• _About this task_: Among the entries below, copy every line that carries the word "kind".

Data about app and page elements:

►

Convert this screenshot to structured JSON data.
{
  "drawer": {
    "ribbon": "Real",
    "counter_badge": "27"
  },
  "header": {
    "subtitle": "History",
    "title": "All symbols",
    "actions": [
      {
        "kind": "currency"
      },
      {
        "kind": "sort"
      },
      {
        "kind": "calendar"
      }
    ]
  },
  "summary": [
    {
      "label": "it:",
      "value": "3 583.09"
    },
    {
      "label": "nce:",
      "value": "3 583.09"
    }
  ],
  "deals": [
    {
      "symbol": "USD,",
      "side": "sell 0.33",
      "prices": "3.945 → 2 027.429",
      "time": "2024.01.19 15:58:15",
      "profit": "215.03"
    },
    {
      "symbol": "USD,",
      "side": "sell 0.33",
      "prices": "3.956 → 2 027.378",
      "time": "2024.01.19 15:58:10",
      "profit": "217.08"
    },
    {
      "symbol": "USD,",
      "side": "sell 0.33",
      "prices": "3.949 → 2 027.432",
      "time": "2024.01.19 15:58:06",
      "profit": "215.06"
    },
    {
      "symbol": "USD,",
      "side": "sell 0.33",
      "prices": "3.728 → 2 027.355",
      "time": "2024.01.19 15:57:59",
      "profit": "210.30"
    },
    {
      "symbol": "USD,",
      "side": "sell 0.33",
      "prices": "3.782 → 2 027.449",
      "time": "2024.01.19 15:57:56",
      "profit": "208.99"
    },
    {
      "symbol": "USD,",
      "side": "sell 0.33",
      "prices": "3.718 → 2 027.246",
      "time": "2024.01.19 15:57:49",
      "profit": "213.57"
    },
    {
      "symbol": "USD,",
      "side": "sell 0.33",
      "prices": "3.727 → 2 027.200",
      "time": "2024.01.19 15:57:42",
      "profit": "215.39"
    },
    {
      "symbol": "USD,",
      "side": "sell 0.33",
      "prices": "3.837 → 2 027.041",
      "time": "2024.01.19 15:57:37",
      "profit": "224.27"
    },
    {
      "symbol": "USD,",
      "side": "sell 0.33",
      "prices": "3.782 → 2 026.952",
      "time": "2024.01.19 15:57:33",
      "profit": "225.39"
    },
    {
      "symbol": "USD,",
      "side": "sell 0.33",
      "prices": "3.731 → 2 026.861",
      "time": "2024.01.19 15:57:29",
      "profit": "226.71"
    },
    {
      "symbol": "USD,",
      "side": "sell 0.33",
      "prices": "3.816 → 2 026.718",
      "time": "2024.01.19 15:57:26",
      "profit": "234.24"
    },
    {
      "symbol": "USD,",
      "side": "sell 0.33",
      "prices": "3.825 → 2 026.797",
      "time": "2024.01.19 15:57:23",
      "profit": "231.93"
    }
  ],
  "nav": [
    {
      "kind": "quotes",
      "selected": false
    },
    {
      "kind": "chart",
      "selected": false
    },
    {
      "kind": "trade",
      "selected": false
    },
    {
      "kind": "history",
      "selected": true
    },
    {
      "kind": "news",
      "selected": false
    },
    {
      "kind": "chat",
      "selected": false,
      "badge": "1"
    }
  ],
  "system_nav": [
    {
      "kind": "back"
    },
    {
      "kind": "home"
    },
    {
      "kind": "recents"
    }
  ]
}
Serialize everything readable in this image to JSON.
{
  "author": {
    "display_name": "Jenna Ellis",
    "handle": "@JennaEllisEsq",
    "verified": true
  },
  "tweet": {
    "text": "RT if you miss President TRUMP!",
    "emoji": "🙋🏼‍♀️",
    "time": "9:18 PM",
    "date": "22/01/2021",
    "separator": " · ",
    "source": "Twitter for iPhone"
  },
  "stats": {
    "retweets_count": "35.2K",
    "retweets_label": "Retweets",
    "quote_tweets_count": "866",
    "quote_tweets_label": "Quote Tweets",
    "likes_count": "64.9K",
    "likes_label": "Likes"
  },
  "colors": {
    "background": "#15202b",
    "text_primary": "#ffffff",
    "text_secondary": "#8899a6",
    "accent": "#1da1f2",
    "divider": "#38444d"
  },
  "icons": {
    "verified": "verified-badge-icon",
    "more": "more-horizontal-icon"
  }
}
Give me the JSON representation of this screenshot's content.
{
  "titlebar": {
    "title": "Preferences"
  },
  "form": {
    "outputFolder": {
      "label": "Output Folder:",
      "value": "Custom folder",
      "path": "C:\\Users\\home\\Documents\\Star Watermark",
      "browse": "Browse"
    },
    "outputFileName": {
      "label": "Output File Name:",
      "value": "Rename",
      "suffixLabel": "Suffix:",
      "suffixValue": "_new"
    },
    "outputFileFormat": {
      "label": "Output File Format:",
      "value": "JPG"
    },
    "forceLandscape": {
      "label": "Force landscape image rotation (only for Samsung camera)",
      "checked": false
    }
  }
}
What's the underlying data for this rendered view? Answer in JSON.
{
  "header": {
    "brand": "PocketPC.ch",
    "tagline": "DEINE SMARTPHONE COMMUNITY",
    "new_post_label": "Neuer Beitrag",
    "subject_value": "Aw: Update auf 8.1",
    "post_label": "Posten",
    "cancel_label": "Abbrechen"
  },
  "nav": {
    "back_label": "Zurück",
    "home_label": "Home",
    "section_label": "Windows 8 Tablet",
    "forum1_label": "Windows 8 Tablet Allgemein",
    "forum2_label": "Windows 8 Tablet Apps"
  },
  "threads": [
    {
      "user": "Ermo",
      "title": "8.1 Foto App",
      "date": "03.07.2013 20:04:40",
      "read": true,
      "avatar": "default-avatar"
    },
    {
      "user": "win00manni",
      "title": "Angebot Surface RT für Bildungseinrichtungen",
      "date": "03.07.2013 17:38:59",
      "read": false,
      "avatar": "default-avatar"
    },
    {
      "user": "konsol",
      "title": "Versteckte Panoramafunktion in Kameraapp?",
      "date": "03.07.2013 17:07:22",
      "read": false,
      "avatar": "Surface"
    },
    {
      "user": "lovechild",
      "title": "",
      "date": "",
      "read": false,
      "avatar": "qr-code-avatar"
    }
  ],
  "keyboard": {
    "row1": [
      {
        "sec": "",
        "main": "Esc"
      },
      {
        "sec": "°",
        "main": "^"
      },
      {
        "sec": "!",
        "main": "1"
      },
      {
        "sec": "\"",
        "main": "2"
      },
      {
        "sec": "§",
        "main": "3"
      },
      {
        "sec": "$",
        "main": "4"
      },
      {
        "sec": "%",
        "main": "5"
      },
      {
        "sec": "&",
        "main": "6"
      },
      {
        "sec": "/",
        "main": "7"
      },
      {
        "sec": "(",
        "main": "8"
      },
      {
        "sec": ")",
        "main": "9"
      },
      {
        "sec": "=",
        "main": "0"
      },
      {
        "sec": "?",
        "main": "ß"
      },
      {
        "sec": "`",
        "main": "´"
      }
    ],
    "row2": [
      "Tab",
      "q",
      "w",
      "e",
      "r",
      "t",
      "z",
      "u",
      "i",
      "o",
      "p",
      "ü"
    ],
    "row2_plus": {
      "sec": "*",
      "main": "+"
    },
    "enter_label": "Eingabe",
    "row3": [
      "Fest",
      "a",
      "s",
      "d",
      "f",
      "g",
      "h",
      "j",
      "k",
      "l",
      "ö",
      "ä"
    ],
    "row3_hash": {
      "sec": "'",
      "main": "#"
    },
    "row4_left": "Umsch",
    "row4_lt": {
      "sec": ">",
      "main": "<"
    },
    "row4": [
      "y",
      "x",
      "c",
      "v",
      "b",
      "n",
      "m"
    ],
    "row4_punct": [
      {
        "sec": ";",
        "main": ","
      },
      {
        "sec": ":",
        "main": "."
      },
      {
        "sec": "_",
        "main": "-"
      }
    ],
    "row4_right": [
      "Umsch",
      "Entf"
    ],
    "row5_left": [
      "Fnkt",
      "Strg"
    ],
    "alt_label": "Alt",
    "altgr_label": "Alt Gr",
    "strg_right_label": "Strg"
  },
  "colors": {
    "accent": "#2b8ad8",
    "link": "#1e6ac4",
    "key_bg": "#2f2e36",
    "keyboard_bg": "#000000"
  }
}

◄

• _The completed task_:
        "kind": "currency"
        "kind": "sort"
        "kind": "calendar"
      "kind": "quotes",
      "kind": "chart",
      "kind": "trade",
      "kind": "history",
      "kind": "news",
      "kind": "chat",
      "kind": "back"
      "kind": "home"
      "kind": "recents"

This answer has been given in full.